(Provided entries begins)
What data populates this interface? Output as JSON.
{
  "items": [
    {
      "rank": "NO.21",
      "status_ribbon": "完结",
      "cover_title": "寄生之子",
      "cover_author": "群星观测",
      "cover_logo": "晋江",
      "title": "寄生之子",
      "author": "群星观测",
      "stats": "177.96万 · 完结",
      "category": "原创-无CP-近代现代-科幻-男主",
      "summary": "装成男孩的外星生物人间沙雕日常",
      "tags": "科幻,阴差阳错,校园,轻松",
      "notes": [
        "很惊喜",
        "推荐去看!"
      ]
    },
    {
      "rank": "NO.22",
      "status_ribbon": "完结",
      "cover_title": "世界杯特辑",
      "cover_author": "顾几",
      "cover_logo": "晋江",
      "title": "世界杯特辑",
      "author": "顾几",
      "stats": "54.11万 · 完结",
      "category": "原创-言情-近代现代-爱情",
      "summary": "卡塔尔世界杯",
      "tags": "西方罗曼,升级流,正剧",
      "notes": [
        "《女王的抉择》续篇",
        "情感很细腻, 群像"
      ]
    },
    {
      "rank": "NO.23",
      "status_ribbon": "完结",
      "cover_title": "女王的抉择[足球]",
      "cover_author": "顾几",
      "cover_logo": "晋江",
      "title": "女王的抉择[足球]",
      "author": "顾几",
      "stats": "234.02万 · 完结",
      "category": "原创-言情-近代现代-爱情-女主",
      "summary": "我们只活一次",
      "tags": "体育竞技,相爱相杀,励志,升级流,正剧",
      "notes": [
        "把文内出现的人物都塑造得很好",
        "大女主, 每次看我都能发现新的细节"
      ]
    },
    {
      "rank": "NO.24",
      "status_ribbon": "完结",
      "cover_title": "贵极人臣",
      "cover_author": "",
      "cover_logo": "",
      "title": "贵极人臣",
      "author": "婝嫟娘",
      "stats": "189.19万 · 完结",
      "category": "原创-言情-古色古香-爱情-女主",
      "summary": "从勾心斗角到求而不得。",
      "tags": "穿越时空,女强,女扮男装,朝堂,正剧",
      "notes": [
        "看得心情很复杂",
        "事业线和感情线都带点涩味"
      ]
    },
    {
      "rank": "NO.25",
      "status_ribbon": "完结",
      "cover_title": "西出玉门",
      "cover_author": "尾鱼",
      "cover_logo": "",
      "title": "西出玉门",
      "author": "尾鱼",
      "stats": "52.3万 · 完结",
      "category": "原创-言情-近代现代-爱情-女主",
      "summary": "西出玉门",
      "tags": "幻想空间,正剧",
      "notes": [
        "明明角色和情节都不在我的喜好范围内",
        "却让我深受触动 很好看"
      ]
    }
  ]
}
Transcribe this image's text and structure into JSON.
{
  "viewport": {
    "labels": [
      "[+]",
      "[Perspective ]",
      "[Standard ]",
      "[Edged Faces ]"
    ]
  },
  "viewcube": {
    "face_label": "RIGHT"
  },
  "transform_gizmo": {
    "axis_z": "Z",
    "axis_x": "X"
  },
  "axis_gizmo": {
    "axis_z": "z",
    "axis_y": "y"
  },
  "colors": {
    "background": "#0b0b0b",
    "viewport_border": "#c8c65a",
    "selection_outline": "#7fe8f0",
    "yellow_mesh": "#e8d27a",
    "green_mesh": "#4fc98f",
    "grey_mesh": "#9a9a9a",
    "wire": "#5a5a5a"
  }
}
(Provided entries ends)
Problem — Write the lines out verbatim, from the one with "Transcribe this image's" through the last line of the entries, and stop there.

Output of the exercise —
Transcribe this image's text and structure into JSON.
{
  "viewport": {
    "labels": [
      "[+]",
      "[Perspective ]",
      "[Standard ]",
      "[Edged Faces ]"
    ]
  },
  "viewcube": {
    "face_label": "RIGHT"
  },
  "transform_gizmo": {
    "axis_z": "Z",
    "axis_x": "X"
  },
  "axis_gizmo": {
    "axis_z": "z",
    "axis_y": "y"
  },
  "colors": {
    "background": "#0b0b0b",
    "viewport_border": "#c8c65a",
    "selection_outline": "#7fe8f0",
    "yellow_mesh": "#e8d27a",
    "green_mesh": "#4fc98f",
    "grey_mesh": "#9a9a9a",
    "wire": "#5a5a5a"
  }
}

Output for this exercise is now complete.